And one thing I love about super- or photo-realism is that there’s no picking and choosing which items you’d like to focus on. Notice how the A/C units are just as detailed as the statuary—it’s all important, every single detail in that drawing.
This next pen and ink drawing, Hunt Memorial, NYC, showcases Melissa’s ability to draw trees and dappled shadows as well as architectural lines.
When there’s no color in a work of art, value (light and dark) becomes even more important, and with pen and ink getting value can be tricky.
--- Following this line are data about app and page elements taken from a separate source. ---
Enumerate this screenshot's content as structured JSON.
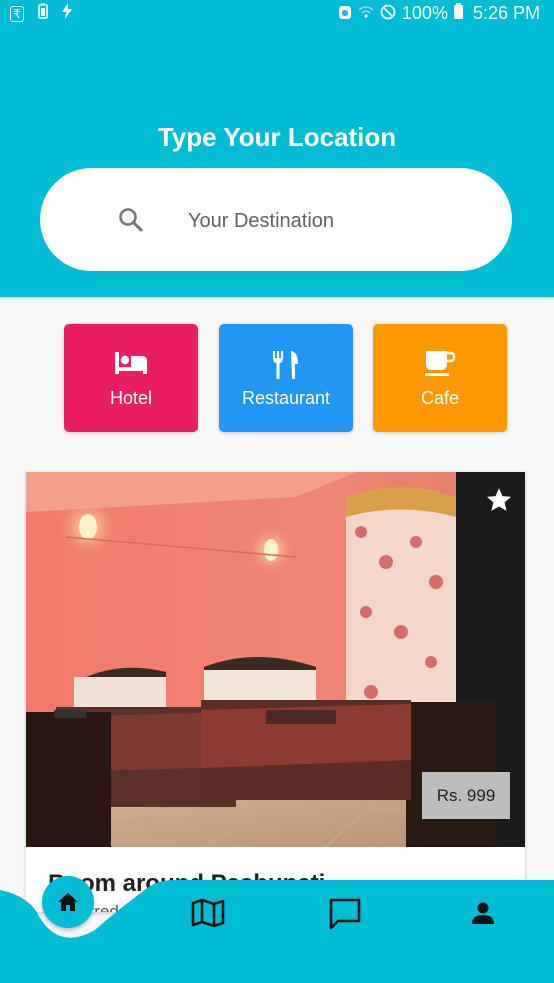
{
  "status_bar": {
    "left_icons": [
      "rupee-icon",
      "battery-saver-icon",
      "charging-icon"
    ],
    "right_icons": [
      "alarm-icon",
      "wifi-icon",
      "do-not-disturb-icon",
      "battery-icon"
    ],
    "battery": "100%",
    "time": "5:26 PM"
  },
  "header": {
    "title": "Type Your Location",
    "search_placeholder": "Your Destination",
    "search_icon": "search-icon",
    "background_color": "#00bcd4"
  },
  "categories": [
    {
      "label": "Hotel",
      "icon": "bed-icon",
      "color": "#e91e63"
    },
    {
      "label": "Restaurant",
      "icon": "restaurant-icon",
      "color": "#2196f3"
    },
    {
      "label": "Cafe",
      "icon": "cafe-icon",
      "color": "#ff9800"
    }
  ],
  "card": {
    "title": "Room around Pashupati",
    "subtitle": "Preferred",
    "price": "Rs. 999",
    "favorite_icon": "star-icon"
  },
  "bottom_nav": [
    {
      "name": "home",
      "icon": "home-icon",
      "active": true
    },
    {
      "name": "map",
      "icon": "map-icon",
      "active": false
    },
    {
      "name": "chat",
      "icon": "chat-icon",
      "active": false
    },
    {
      "name": "profile",
      "icon": "person-icon",
      "active": false
    }
  ]
}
Above, Melissa has at least a full 10 levels of value represented just through different hatching methods.
And if you think that this kind of drawing is essentially human photography (i.e., more mechanical than creative), take a look at what Melissa did in Library Lion, NYC.
To enhance the effect of brilliant sunlight on stone, Melissa darkened the areas right around the lion statue, artistically pumping up the overall contrast of the piece even though it wasn’t that way in real life.
It’s something that people might not even notice, but it does make a difference.